Leprosy bacteria may hold the secret to safely repairing and regenerating the body, researchers at the University of Edinburgh say.
Animal experiments have uncovered the bacteria’s remarkable ability to almost double the size of livers by stimulating healthy growth.
It is a sneakily selfish act that gives the bacteria more tissue to infect.
But working out how they do it could lead to new age-defying therapies, the scientists say.
Leprosy causes disability when it infects the nerves, skin and eyes.
Throughout history, those infected have been shunned.
But the bacterium that causes it, Mycobacterium leprae, has other, unusual properties, including the ability to perform “biological alchemy“, converting one type of bodily tissue into another, which are fascinating scientists.
So the researchers turned to another animals that catches the disease – armadillos.
The experiments, which were performed in the US, showed the infection heads to the armoured animals’ livers, where it performed a controlled hijacking of the organ to reprogram it for its own purpose.
“It was totally unexpected,” Prof Anura Rambukkana, from the University of Edinburgh’s centre for regenerative medicine, told me.
The results, published in Cell Reports Medicine, showed the liver nearly doubled in size.
You might expect such growth to be defective or even cancerous – but detailed analysis showed it was both healthy and functional, complete with the usual array of blood vessels and bile ducts.
“It is kind of mind-blowing,” Prof Rambukkana said. “How do they do that? There is no cell therapy that can do that.”
It appears the leprosy bug is rewinding the developmental clock in the liver.
Fully grown liver cells are metabolic powerhouses with hundreds of jobs in the body.
But the bacteria are taking them back a stage – like becoming a teenager again – where they can rapidly increase in number before maturing back into adulthood.
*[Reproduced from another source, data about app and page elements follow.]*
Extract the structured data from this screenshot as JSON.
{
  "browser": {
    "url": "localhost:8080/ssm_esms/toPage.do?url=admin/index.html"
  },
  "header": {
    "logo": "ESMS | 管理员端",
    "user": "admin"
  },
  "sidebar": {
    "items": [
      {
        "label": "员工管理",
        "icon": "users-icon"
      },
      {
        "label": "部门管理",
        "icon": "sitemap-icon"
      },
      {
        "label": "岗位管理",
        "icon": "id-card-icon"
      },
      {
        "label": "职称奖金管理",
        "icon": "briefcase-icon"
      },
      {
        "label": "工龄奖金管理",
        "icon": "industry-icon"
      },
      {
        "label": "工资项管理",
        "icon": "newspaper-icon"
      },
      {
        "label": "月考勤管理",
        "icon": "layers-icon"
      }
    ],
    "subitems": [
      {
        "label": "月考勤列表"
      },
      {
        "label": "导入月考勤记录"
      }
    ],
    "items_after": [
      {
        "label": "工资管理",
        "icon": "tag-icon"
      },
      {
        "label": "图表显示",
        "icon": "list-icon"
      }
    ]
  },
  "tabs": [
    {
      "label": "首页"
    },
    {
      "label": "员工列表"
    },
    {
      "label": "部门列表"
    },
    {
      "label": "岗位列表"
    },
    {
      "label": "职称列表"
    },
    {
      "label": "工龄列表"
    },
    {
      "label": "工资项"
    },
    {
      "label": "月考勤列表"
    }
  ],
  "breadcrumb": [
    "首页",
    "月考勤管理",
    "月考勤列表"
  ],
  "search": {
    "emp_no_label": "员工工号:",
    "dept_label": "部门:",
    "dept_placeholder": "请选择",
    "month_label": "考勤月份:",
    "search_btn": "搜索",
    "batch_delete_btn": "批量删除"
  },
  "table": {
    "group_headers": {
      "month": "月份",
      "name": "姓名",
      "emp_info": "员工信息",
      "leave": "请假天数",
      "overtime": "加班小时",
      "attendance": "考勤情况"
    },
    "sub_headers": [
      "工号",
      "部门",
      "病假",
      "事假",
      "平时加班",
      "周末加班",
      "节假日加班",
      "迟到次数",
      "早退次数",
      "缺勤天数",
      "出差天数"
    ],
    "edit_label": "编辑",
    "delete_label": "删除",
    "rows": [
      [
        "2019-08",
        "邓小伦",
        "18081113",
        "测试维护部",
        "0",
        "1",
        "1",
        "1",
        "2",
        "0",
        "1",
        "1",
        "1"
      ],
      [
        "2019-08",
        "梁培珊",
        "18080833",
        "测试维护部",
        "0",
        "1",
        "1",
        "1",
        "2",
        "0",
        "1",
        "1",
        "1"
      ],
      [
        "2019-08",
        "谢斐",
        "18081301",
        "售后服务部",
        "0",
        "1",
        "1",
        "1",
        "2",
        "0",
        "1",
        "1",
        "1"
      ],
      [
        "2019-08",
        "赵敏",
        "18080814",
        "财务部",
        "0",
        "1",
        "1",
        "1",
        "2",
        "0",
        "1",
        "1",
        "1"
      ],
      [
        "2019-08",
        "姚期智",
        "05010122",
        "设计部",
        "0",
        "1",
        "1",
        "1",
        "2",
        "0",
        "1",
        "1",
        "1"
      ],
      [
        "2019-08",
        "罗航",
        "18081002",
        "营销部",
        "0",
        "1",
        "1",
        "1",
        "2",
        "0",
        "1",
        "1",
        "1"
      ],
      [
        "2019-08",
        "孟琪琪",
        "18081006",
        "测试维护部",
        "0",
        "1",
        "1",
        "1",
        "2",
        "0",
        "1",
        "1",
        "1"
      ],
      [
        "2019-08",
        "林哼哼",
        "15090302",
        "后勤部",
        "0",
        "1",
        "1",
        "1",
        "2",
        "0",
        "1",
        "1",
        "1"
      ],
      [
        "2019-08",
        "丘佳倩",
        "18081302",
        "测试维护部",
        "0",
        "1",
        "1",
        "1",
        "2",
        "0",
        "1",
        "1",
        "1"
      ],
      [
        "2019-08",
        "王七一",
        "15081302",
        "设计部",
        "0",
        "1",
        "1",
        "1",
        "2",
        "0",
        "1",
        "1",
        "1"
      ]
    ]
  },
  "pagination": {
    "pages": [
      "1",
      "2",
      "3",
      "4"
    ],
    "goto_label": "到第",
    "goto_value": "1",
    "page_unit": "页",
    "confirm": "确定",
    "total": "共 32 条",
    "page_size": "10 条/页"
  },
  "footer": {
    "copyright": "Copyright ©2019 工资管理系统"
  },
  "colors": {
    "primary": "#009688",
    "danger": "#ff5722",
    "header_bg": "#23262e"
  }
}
Interrogating the activity of different parts of the cells’ DNA revealed a picture more akin to that of a much younger animal or even a fetus, when the liver is still forming.
But the precise details of how this is all happening remain elusive.
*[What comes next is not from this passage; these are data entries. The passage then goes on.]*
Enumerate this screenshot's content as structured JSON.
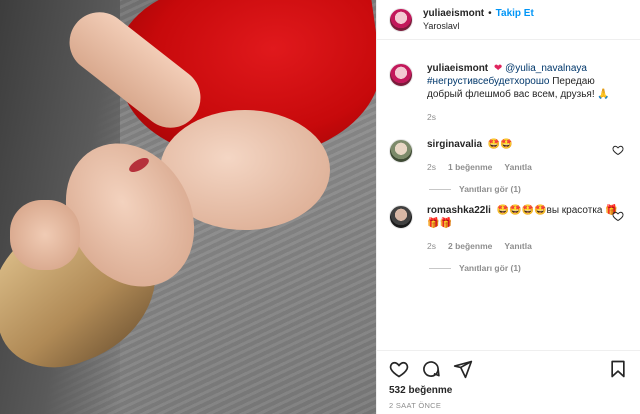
{
  "header": {
    "username": "yuliaeismont",
    "separator": "•",
    "follow_label": "Takip Et",
    "location": "Yaroslavl"
  },
  "caption": {
    "username": "yuliaeismont",
    "mention": "@yulia_navalnaya",
    "hashtag": "#негрустивсебудетхорошо",
    "text": "Передаю добрый флешмоб вас всем, друзья!",
    "emoji": "🙏",
    "time": "2s"
  },
  "comments": [
    {
      "username": "sirginavalia",
      "text": "🤩🤩",
      "time": "2s",
      "likes": "1 beğenme",
      "reply": "Yanıtla",
      "view_replies": "Yanıtları gör (1)"
    },
    {
      "username": "romashka22li",
      "text": "🤩🤩🤩🤩вы красотка 🎁🎁🎁",
      "time": "2s",
      "likes": "2 beğenme",
      "reply": "Yanıtla",
      "view_replies": "Yanıtları gör (1)"
    }
  ],
  "footer": {
    "likes": "532 beğenme",
    "timestamp": "2 SAAT ÖNCE"
  }
}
Nobel Prize-winning research has shown it is possible to forcibly turn the clock all the way back to the point at which cells regain the ability to become any other type of cell in the body – but this runs the risk of turning them cancerous.
“The [leprosy] bugs use alternative pathways,” Prof Rambukkana told me.
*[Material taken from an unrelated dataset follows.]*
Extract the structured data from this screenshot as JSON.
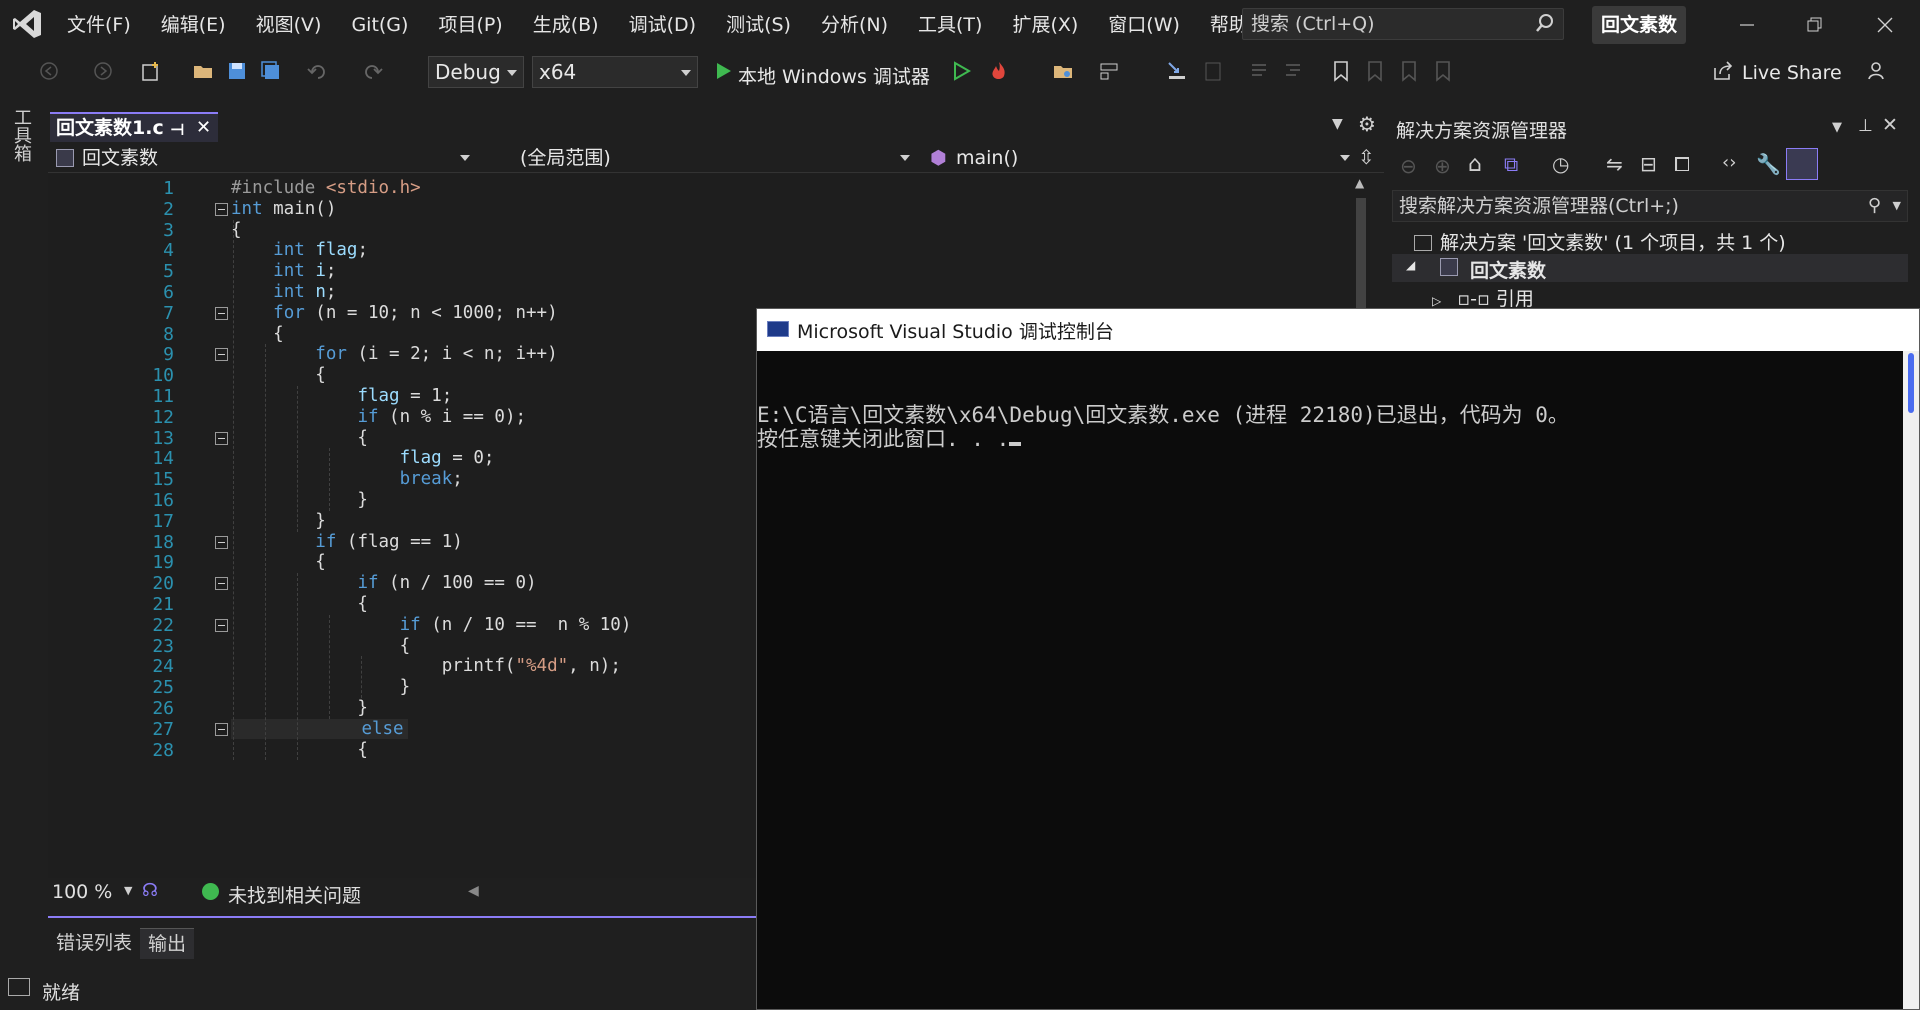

“It’s a much safer way and they take a longer time to do that, so this is a natural process.”
The hope is the approach can be harnessed for repairing the livers of people waiting for a transplant – or even to reverse some of the damage caused by ageing elsewhere in the body.
“The dream is to use the same bacterial strategy, to use the ingenuity of bacteria to generate new medicines for regeneration and repair,” Prof Rambukkana said.
“If you can harness that, you should be able to turn that mechanism into a jab you have every three months or something.”
All these ideas remain untested, however.
Dr Darius Widera, of the University of Reading, said: “Overall, the results could pave the way for new therapeutic approaches to the treatment of liver diseases such as cirrhosis.
“However, as the research has been done using armadillos as model animals, it is unclear if and how these promising results can translate to the biology of the human liver.
“Moreover, as the bacteria used in this study are disease-causing, substantial refinement of the methods would be required prior to clinical translation.”
Source : The BBC